My introduction to Rob Crow was through one of his side projects, Thingy. I was sitting in my living room listening to the Songs About Angels, Evil, and Running Around on Fire album (incidentally Ė highly recommended) when a friend walked in the room and asked if I was listening to one of the Rob Crow bands.
Really? I thought. That guy from Gladiator is in a band? A bleak moment it may have been had my listening pleasure been interrupted by an unstoppable onslaught of flashbacks of A Beautiful Mind, hack acting blocking any enjoyment I may have derived from the album. Fortunately, though, I realized my error before the moment could be irrevocably etched within my memory and I was able to banish any further thought of that other Crow, misspelled to boot, from my mind.
If you’d like to dispel any notion that Russell Crowe may still be hiding behind a microphone, please, click here.
Above, when I said that my friend asked if I was listening to one of the Rob Crow bands, my assumption was that he must be in a couple of bands similar to how, for instance, Paul McCartney may release an album with a band called the Beatles and then later on release a solo album, or how, to take a more contemporary example, Papa M may be Aerial M and occasionally just Pajo. This was my first assumption, and not an entirely unfair one I thought. But this would be horribly inaccurate, similar to the way that calling Marmite chocolaty delicious would be inaccurate. According to a fan site, Mr. Crow has no less than 18 bands onto which he can dump his creative output (likely the most recognized of which would be Pinback), releasing albums whose combined numbers well exceed 50.
But to return to the sound at hand Ė Crow seems to have the very noteworthy ability to make each song on each album sound fresh and decidedly worth listening to despite recording an album on average about ever 48 seconds. His songs combine seemingly simple pop elements with intricate hooks to create melodies that tickle the aural cavities in ways more sophisticated than most pop songs are given credit for.
Though I haven’t had the pleasure of listening through the entirety, or even a significant portion, of Crow’s discography, Living Well seems to contain the earmarks of his other acts without relying too heavily on any sort of formula for song production. For instance, “Taste”, the third track on Living Well has a lilt and beat distinctly reminiscent of Pinback without strangling itself within the confines of some bossa nova prison.
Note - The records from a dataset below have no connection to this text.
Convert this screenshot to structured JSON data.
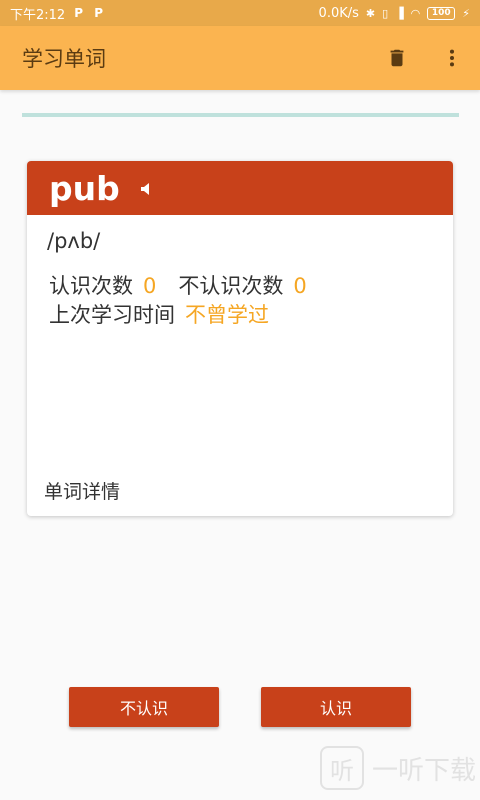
{
  "status_bar": {
    "time": "下午2:12",
    "notif_icons": [
      "P",
      "P"
    ],
    "net_speed": "0.0K/s",
    "battery": "100"
  },
  "app_bar": {
    "title": "学习单词",
    "actions": [
      "trash-icon",
      "more-vert-icon"
    ]
  },
  "card": {
    "word": "pub",
    "phonetic": "/pʌb/",
    "known_label": "认识次数",
    "known_count": "0",
    "unknown_label": "不认识次数",
    "unknown_count": "0",
    "last_study_label": "上次学习时间",
    "last_study_value": "不曾学过",
    "detail_label": "单词详情"
  },
  "buttons": {
    "unknown": "不认识",
    "known": "认识"
  },
  "watermark": {
    "logo_glyph": "听",
    "text": "一听下载"
  },
  "colors": {
    "status_bar": "#e8a94a",
    "app_bar": "#fbb450",
    "primary": "#c8411a",
    "accent": "#f5a623",
    "progress_track": "#bfe1dc"
  }
}
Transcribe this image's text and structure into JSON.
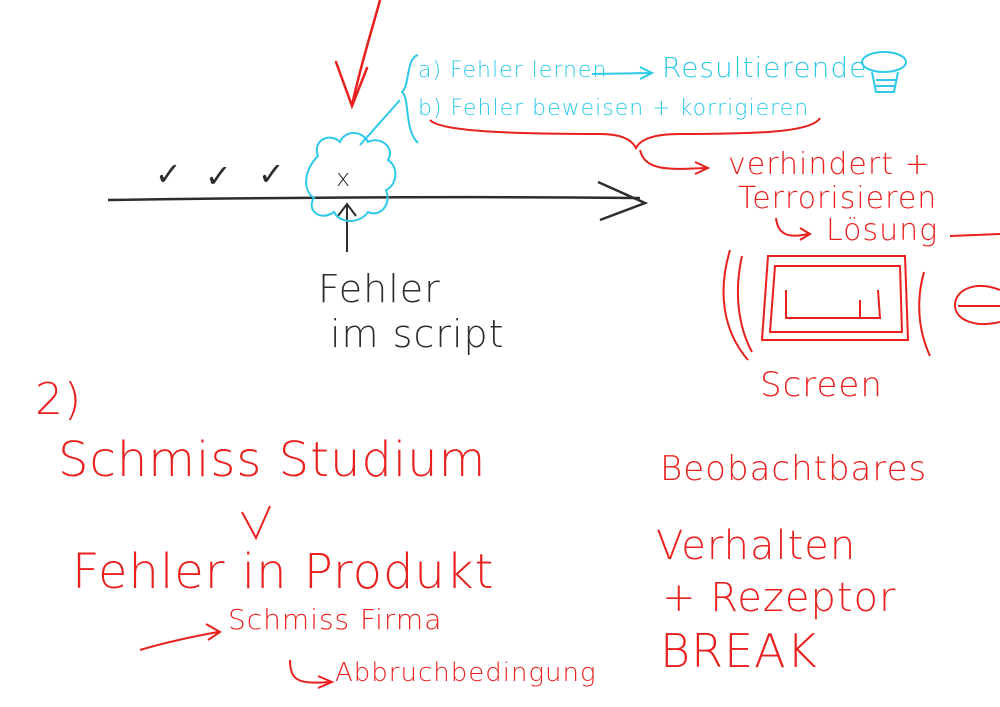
{
  "colors": {
    "red": "#e8211f",
    "cyan": "#2ec9e8",
    "dark": "#2d2d2d"
  },
  "timeline": {
    "marks": [
      "✓",
      "✓",
      "✓",
      "x"
    ],
    "error_label_line1": "Fehler",
    "error_label_line2": "im script"
  },
  "notes": {
    "item_a": "a) Fehler lernen",
    "item_a_result": "Resultierende",
    "item_b": "b) Fehler beweisen + korrigieren",
    "prevents": "verhindert +",
    "terrorize": "Terrorisieren",
    "solution": "Lösung",
    "screen_label": "Screen"
  },
  "section2": {
    "number": "2)",
    "line1": "Schmiss Studium",
    "line2": "Fehler in Produkt",
    "line3": "Schmiss Firma",
    "line4": "Abbruchbedingung"
  },
  "observable": {
    "line1": "Beobachtbares",
    "line2": "Verhalten",
    "line3": "+ Rezeptor",
    "line4": "BREAK"
  },
  "icons": [
    "lightbulb-icon"
  ]
}
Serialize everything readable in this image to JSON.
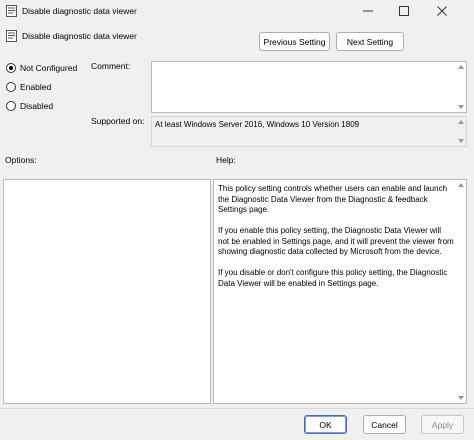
{
  "window": {
    "title": "Disable diagnostic data viewer",
    "icons": {
      "app": "policy-settings-icon",
      "minimize": "minimize-icon",
      "maximize": "maximize-icon",
      "close": "close-icon"
    }
  },
  "header": {
    "policy_name": "Disable diagnostic data viewer",
    "previous_label": "Previous Setting",
    "next_label": "Next Setting"
  },
  "state": {
    "options": [
      {
        "label": "Not Configured",
        "selected": true
      },
      {
        "label": "Enabled",
        "selected": false
      },
      {
        "label": "Disabled",
        "selected": false
      }
    ]
  },
  "comment": {
    "label": "Comment:",
    "value": ""
  },
  "supported": {
    "label": "Supported on:",
    "value": "At least Windows Server 2016, Windows 10 Version 1809"
  },
  "options_panel": {
    "label": "Options:"
  },
  "help_panel": {
    "label": "Help:",
    "paragraphs": [
      "This policy setting controls whether users can enable and launch the Diagnostic Data Viewer from the Diagnostic & feedback Settings page.",
      "If you enable this policy setting, the Diagnostic Data Viewer will not be enabled in Settings page, and it will prevent the viewer from showing diagnostic data collected by Microsoft from the device.",
      "If you disable or don't configure this policy setting, the Diagnostic Data Viewer will be enabled in Settings page."
    ]
  },
  "footer": {
    "ok_label": "OK",
    "cancel_label": "Cancel",
    "apply_label": "Apply"
  },
  "colors": {
    "background": "#f0f0f0",
    "primary_border": "#4a6fa5",
    "disabled_text": "#8a8a8a"
  }
}
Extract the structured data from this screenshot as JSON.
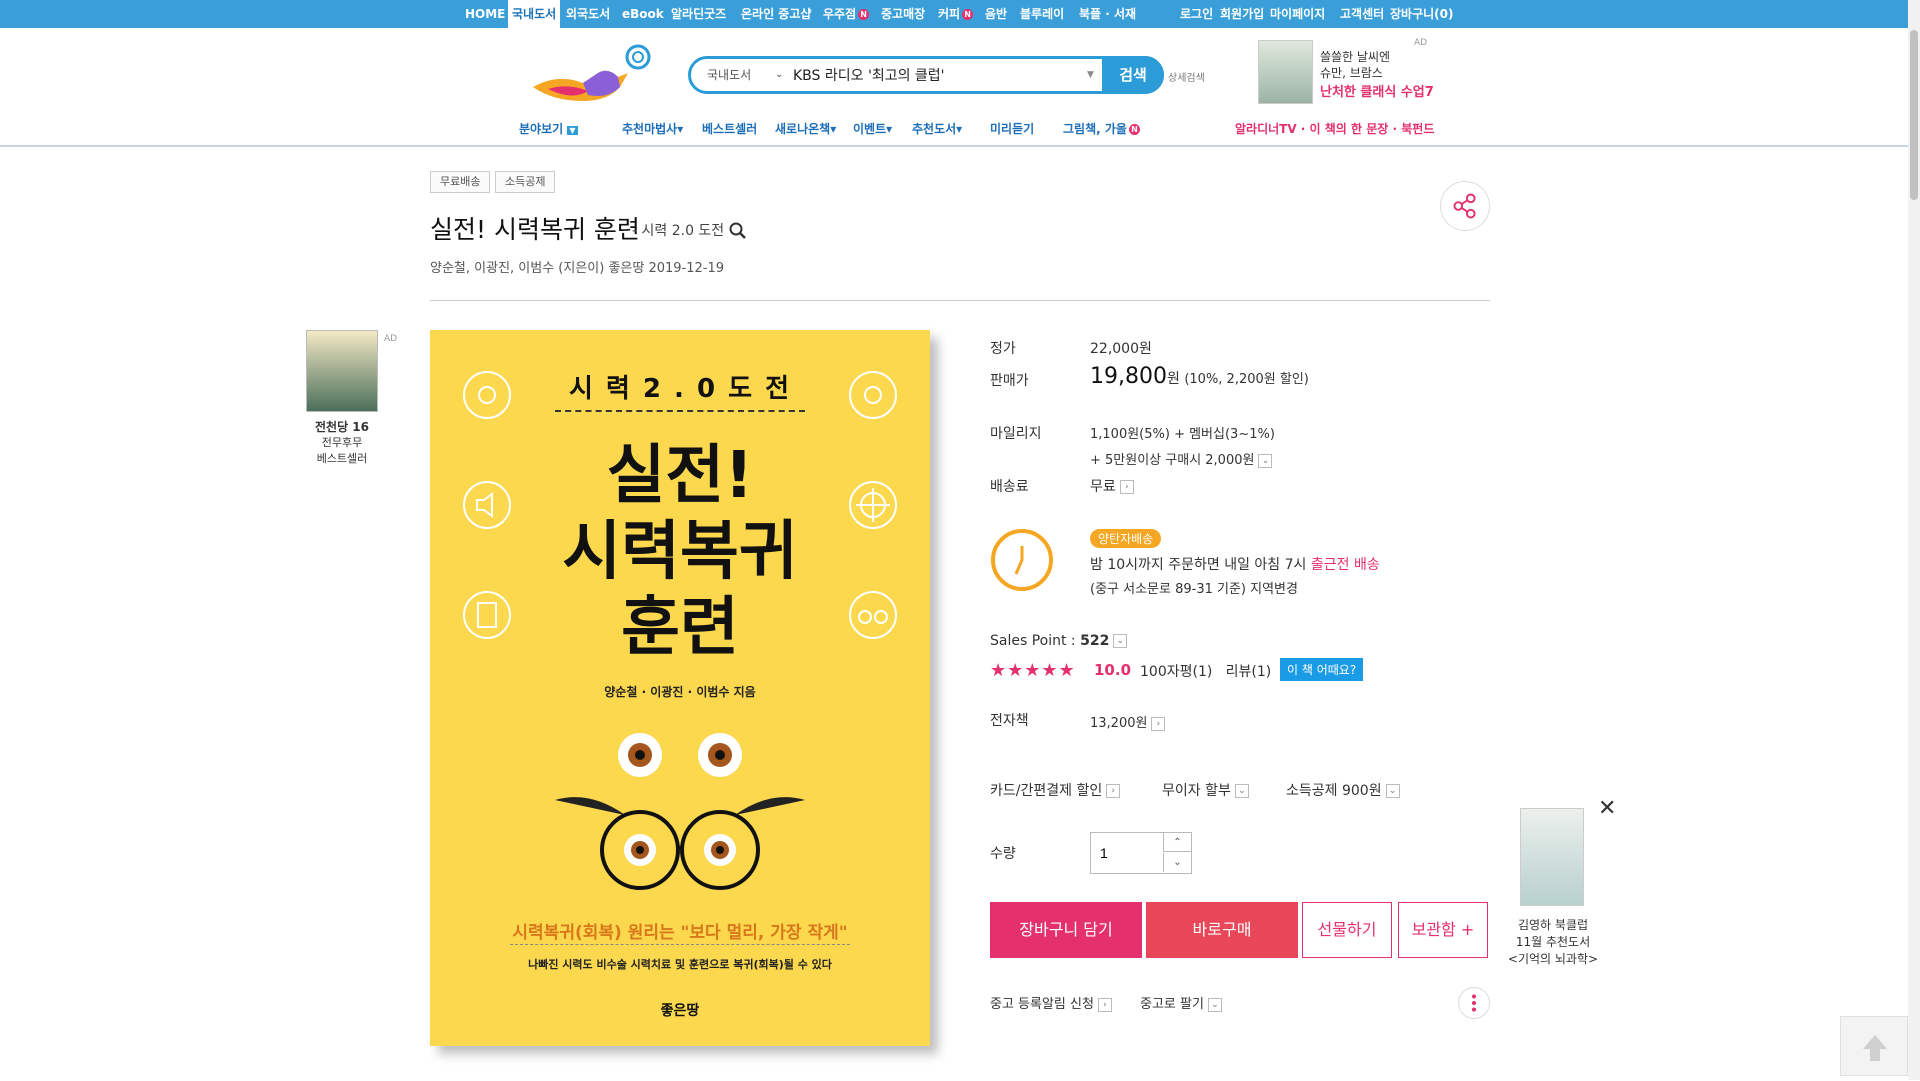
{
  "topbar": {
    "items": [
      "HOME",
      "국내도서",
      "외국도서",
      "eBook",
      "알라딘굿즈",
      "온라인 중고샵",
      "우주점",
      "중고매장",
      "커피",
      "음반",
      "블루레이",
      "북플 · 서재"
    ],
    "active": "국내도서",
    "new_badge": "N",
    "right_items": [
      "로그인",
      "회원가입",
      "마이페이지",
      "고객센터",
      "장바구니(0)"
    ]
  },
  "header": {
    "search_category": "국내도서",
    "search_value": "KBS 라디오 '최고의 클럽'",
    "search_button": "검색",
    "advanced_search": "상세검색",
    "ad_tag": "AD",
    "ad_line1": "쓸쓸한 날씨엔",
    "ad_line2": "슈만, 브람스",
    "ad_line3": "난처한 클래식 수업7"
  },
  "subnav": {
    "items": [
      "분야보기",
      "추천마법사",
      "베스트셀러",
      "새로나온책",
      "이벤트",
      "추천도서",
      "미리듣기",
      "그림책, 가을"
    ],
    "right": "알라디너TV · 이 책의 한 문장 · 북펀드"
  },
  "product": {
    "tags": [
      "무료배송",
      "소득공제"
    ],
    "title": "실전! 시력복귀 훈련",
    "subtitle": "- 시력 2.0 도전",
    "authors": "양순철,  이광진,  이범수 (지은이)  좋은땅  2019-12-19"
  },
  "side_ad": {
    "tag": "AD",
    "book_title": "전천당 16",
    "line1": "전무후무",
    "line2": "베스트셀러"
  },
  "cover": {
    "top": "시 력  2 . 0  도 전",
    "title_line1": "실전!",
    "title_line2": "시력복귀",
    "title_line3": "훈련",
    "authors": "양순철 · 이광진 · 이범수 지음",
    "slogan": "시력복귀(회복) 원리는 \"보다 멀리, 가장 작게\"",
    "desc": "나빠진 시력도 비수술 시력치료 및 훈련으로 복귀(회복)될 수 있다",
    "publisher": "좋은땅"
  },
  "pricing": {
    "list_label": "정가",
    "list_price": "22,000원",
    "sale_label": "판매가",
    "sale_price": "19,800",
    "sale_unit": "원",
    "sale_discount": "(10%, 2,200원 할인)",
    "mileage_label": "마일리지",
    "mileage_line1": "1,100원(5%) + 멤버십(3~1%)",
    "mileage_line2": "+ 5만원이상 구매시 2,000원",
    "shipping_label": "배송료",
    "shipping_value": "무료"
  },
  "delivery": {
    "badge": "양탄자배송",
    "line1_a": "밤 10시까지 주문하면 내일 아침 7시 ",
    "line1_b": "출근전 배송",
    "line2": "(중구 서소문로 89-31 기준) 지역변경"
  },
  "rating": {
    "sales_label": "Sales Point : ",
    "sales_value": "522",
    "stars": "★★★★★",
    "score": "10.0",
    "reviews": "100자평(1)   리뷰(1)",
    "how_button": "이 책 어때요?"
  },
  "ebook": {
    "label": "전자책",
    "price": "13,200원"
  },
  "benefits": [
    "카드/간편결제 할인",
    "무이자 할부",
    "소득공제 900원"
  ],
  "quantity": {
    "label": "수량",
    "value": "1"
  },
  "buttons": {
    "cart": "장바구니 담기",
    "buy": "바로구매",
    "gift": "선물하기",
    "save": "보관함 +"
  },
  "used": {
    "alert": "중고 등록알림 신청",
    "sell": "중고로 팔기"
  },
  "float_ad": {
    "line1": "김영하 북클럽",
    "line2": "11월 추천도서",
    "line3": "<기억의 뇌과학>"
  },
  "colors": {
    "topbar": "#3a9fd9",
    "accent_pink": "#e4306d",
    "buy_red": "#e8475a",
    "cover_yellow": "#fbd84e"
  }
}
The album progresses through turns both soothing and raucous Ė the first track, “Bam Bam,” is one of those songs where if I’m listening to the album on repeat and the disc scrolls back to the beginning, regardless of how long I listen to the track the first three notes will echo in an endless refrain in my mind.
This shouldn’t be considered a damning comment, however. Crow’s songs seem to catalyze each other, the entire album becomes more solid in your mind the more you listen to it. Like when you try to hum the theme song from Superman and time after time constantly end up humming something from Star Wars, Living Well provides a rich tapestry of sound that’s deceptive complexity, instead of detracting from the experience, serves to create a highly approachable album even if you can’t remember how it went the following day. You’ll just have to listen to it again.